The hangover from an exceptional Christmas rally led to some downdraft at the start of the month, but after these teething problems, January turned into a half-decent month for investors. Previous optimism was based on expectations for the coveted ‘soft landing’, where central banks can ease financial conditions without causing outright recession and its associated damage to growth and company earnings. Coming into the new year, capital markets were anxious that they had got ahead of themselves, and that interest rates or inflation might indeed remain ‘higher for longer’ as central bankers had suggested in the autumn. These fears dissipated somewhat as the month went on and major central bank meetings coupled with the latest inflation figures seemed to vindicate market confidence. In the end, global stocks gained 0.7% in sterling terms. The table below shows January returns for key assets and indices.

Central banks confirm ‘lower, slower’

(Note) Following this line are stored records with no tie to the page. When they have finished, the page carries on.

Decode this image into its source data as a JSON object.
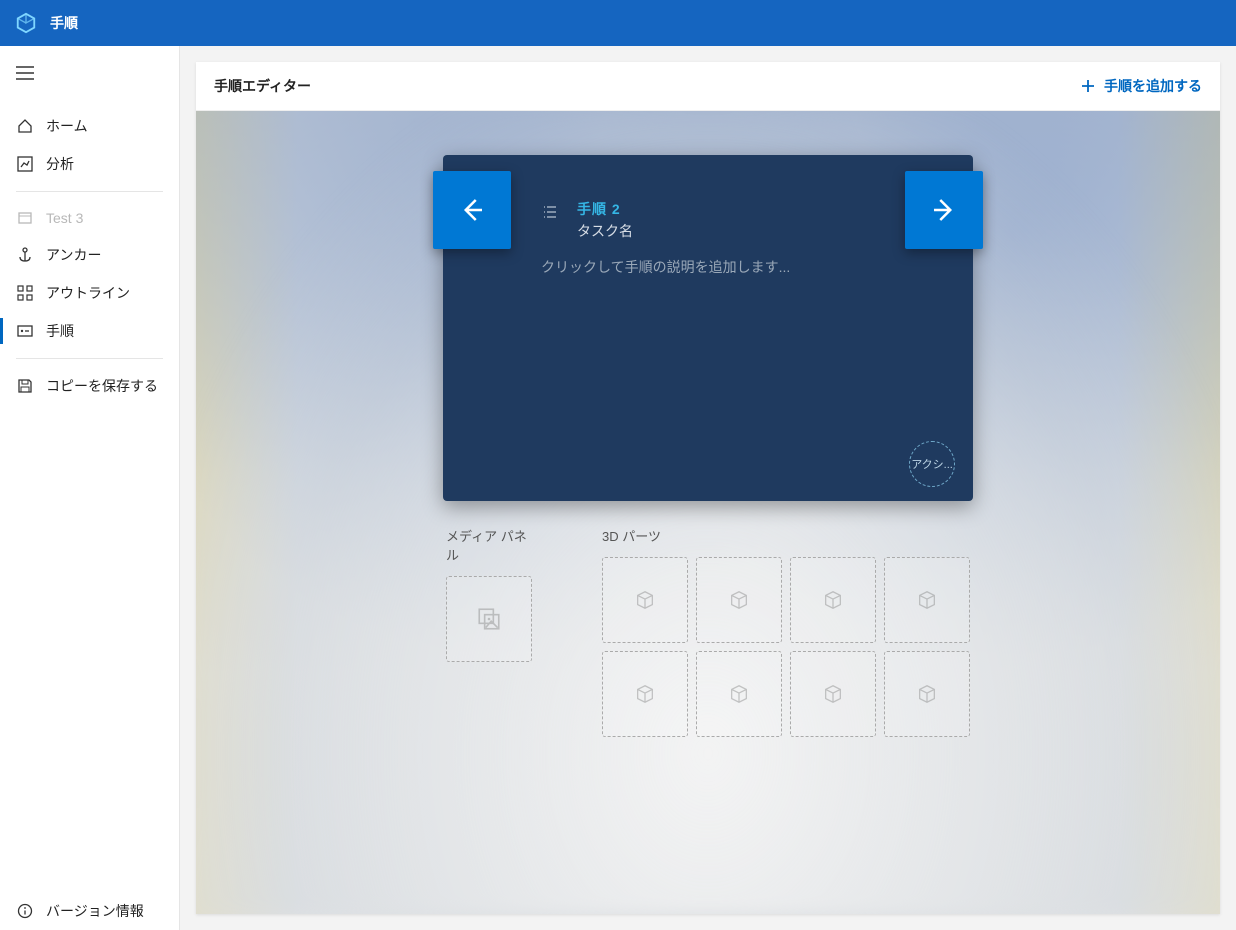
{
  "topbar": {
    "title": "手順"
  },
  "sidebar": {
    "home": "ホーム",
    "analyze": "分析",
    "guide": "Test 3",
    "anchor": "アンカー",
    "outline": "アウトライン",
    "steps": "手順",
    "save_copy": "コピーを保存する",
    "version_info": "バージョン情報"
  },
  "editor": {
    "title": "手順エディター",
    "add_step": "手順を追加する"
  },
  "step_card": {
    "step_number": "手順 2",
    "task_name": "タスク名",
    "description_placeholder": "クリックして手順の説明を追加します...",
    "action_label": "アクシ..."
  },
  "panels": {
    "media_label": "メディア パネル",
    "parts_label": "3D パーツ"
  }
}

Central banks are holding steady. The US Federal Reserve and the Bank of England (BoE) held meetings last week, following the European Central Bank’s (ECB) monetary policy meeting last week. All three left interest rates unchanged, as was widely expected by capital markets. With current policy a near-certainty, investors are more interested in hints at how the future might look.

Inflation and monetary policy expectations are probably the biggest market movers right now. We find ourselves – after years of supply chain congestion and the sharpest cost of capital hike in a generation – at the turn of a new growth cycle. However, the green shoots of global growth can be fostered by easier policy or crushed by overly restrictive financial conditions – and behind all of this is central bankers’ fear that easing too soon would bring back the inflation spectre they worked so hard to excise. The memory of being so recently ‘behind the curve’ – allowing inflation to run rampant while interest rates remained historically low – only heightens the anxiety.

Click here to read the full commentary